Of the $2 billion allocated to ONCHIT’s efforts, $300 million will go toward bolstering the operations of regional HIT exchanges, also known as regional health information organizations (RHIOs). The National Institute of Standards and Technology will use another $20 million to help the Department of Health and Human Services craft rules that guide standards for electronic health records (EHRs), with a deadline of Dec. 31 to publish a proposed final standard in the Federal Register.

Roughly $1.6 billion of the total amount is allocated to “unspecified” uses, no doubt some of which will go toward bolstering IT infrastructure in hospitals and doctors’ offices. One of the measures ONCHIT is employing to gauge its success is to get one of every four physician offices to have adopted EHRs by February 2010. The document states that 21% of physician practices have EHRs in 2008. For small physician practices, a term that is not defined, the objective is to have 12% working with EHRs, a substantial percentage increase from the current 8%, although the document does not indicate the sheer numbers involved.

DoJ, HHS ‘HEAT’ things up

The Department of Justice and the Department of Health and Human Services have reported a plan to boost efforts to combat Medicare and Medicaid fraud, concentrating the effort “among a group of key stakeholders at the highest levels of DoJ and HHS,” according to May comments by Attorney General Eric Holder.

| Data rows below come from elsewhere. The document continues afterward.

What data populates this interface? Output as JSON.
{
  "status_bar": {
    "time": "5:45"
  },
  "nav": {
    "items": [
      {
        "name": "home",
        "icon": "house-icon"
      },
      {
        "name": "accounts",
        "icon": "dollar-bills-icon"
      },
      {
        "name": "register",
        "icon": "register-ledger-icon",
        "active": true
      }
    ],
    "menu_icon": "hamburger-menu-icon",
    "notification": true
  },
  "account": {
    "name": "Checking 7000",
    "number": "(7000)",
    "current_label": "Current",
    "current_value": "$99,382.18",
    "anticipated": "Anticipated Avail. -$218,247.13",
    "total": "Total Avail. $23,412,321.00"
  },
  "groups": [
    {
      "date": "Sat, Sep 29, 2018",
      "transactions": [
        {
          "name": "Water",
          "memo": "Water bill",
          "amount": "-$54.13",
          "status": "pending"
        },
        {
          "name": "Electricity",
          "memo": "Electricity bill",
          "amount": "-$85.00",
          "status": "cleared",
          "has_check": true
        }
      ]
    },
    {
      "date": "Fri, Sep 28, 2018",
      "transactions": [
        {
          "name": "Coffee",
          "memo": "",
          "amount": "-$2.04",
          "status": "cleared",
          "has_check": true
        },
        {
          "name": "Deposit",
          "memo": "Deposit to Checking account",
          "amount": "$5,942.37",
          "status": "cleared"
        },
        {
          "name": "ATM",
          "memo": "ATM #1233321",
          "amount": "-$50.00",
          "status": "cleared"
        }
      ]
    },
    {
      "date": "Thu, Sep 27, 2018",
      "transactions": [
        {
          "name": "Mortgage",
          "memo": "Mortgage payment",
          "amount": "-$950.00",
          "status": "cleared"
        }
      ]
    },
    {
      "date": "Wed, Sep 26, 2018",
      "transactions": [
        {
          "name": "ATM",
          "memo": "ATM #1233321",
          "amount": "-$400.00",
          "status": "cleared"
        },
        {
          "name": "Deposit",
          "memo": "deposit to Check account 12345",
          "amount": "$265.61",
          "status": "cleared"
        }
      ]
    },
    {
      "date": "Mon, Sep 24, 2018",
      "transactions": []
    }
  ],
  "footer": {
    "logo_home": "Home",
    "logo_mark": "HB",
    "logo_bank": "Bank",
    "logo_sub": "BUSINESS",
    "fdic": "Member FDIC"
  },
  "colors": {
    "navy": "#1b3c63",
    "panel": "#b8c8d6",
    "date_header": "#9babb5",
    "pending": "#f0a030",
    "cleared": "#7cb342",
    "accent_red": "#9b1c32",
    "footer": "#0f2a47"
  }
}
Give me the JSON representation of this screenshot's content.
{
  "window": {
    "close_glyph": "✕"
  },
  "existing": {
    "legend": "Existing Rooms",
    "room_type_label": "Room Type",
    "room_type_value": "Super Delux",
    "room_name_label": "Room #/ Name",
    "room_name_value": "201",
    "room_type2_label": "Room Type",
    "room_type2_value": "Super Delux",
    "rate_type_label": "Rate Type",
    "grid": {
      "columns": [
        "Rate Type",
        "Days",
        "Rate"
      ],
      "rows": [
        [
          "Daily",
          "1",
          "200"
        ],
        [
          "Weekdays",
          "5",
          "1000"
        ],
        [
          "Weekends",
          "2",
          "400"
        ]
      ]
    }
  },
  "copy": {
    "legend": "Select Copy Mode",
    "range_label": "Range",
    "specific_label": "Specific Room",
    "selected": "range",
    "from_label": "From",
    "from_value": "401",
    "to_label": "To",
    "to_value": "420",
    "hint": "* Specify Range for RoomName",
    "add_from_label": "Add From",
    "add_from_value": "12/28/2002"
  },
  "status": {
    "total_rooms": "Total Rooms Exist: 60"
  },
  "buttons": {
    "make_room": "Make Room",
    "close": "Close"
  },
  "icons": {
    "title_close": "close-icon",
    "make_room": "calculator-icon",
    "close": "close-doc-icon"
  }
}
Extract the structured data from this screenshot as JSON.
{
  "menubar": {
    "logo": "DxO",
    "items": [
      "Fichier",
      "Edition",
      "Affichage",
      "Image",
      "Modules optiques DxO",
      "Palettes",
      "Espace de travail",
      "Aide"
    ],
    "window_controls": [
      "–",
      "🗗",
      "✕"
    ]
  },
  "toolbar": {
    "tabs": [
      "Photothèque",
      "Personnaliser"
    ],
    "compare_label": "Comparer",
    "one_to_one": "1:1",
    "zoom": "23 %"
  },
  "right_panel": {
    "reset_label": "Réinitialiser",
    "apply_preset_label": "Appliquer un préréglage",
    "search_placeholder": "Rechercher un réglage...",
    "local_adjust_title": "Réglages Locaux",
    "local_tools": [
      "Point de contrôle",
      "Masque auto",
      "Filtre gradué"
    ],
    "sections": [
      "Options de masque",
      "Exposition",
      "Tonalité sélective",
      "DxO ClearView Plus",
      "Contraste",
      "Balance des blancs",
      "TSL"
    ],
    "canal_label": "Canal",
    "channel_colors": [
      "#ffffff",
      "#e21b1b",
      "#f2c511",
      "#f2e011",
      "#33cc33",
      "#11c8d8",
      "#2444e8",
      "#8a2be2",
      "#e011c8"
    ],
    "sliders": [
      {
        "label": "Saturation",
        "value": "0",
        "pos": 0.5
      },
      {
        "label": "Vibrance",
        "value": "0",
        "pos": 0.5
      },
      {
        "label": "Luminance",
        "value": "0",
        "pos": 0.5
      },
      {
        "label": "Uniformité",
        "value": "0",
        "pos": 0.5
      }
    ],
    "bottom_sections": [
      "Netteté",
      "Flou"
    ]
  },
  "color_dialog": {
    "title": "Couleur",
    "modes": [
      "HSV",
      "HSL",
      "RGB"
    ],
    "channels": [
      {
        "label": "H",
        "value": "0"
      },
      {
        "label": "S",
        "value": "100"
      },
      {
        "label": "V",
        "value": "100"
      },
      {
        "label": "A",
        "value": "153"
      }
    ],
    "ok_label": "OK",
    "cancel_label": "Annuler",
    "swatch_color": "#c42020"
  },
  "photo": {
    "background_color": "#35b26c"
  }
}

Fraud has been the bane of Medicare and Medicaid for a number of years, and the Office of Inspector General (OIG) at HHS has put substantial resources into the problem. All the same, the thousands of providers of durable medical equipment and the antiquated nature of much of the information technology infrastructure at the Centers for Medicare & Medicaid Services has made it difficult for authorities to chase down and prosecute fraudulent billings.

Holder described the program as “part of the administration’s ongoing commitment to fiscal responsibility and accountability,” and noted that since 1997, “when Congress established the Health Care Fraud and Abuse Control program, our departments have returned more than $14.3 billion to the federal government.”

HHS and DoJ, Holder said, are “launching a new effort with increased tools, resources and a sustained focus by senior-level leadership” in the form of a task force dubbed the Health Care Fraud Prevention & Enforcement Action Team (HEAT), that is geared toward improving coordination and data sharing between the two departments’ investigators and prosecutors. However, HHS will have to keep DoJ up to date on approvals and indications for drugs and devices in order to properly leverage planned boosts to information technology and employee training.

Holder mentioned that inter-department coordination in the form of Medicare fraud strike forces have cleaned up things in the state of Florida substantially. He said that efforts in the Sunshine State allowed prosecutors in Miami, Florida, to file 87 indictments for 159 defendants in 2007. This, Holder said, led to a drop in billing for durable medical equipment of $1.75 billion in claims and $334 million in payments, adding that the action has had a deterrent effect. A similar effort the following year in California led to indictments of 37 alleged perpetrators of fraud.

Holder said the HEAT group will consult with the FBI and the Office of Inspector General at HHS in addition to state offices of attorneys general.

HHS Secretary Kathleen Sibelius said at the press conference held on the task force announcement that the federal government is “turning up the heat on perpetrators who steal from the taxpayers and threaten the future of Medicare and Medicaid,” adding that “we cannot and will not allow billions of dollars to be stolen from Medicare and Medicaid through fraud, waste and serious abuse of the system.” She said that the improvements to the IT base in pursuit of fraud will “bring the fight . . . into the 21st century and put the resources on the streets and out into the community to protect the American taxpayers and lower the cost of healthcare.”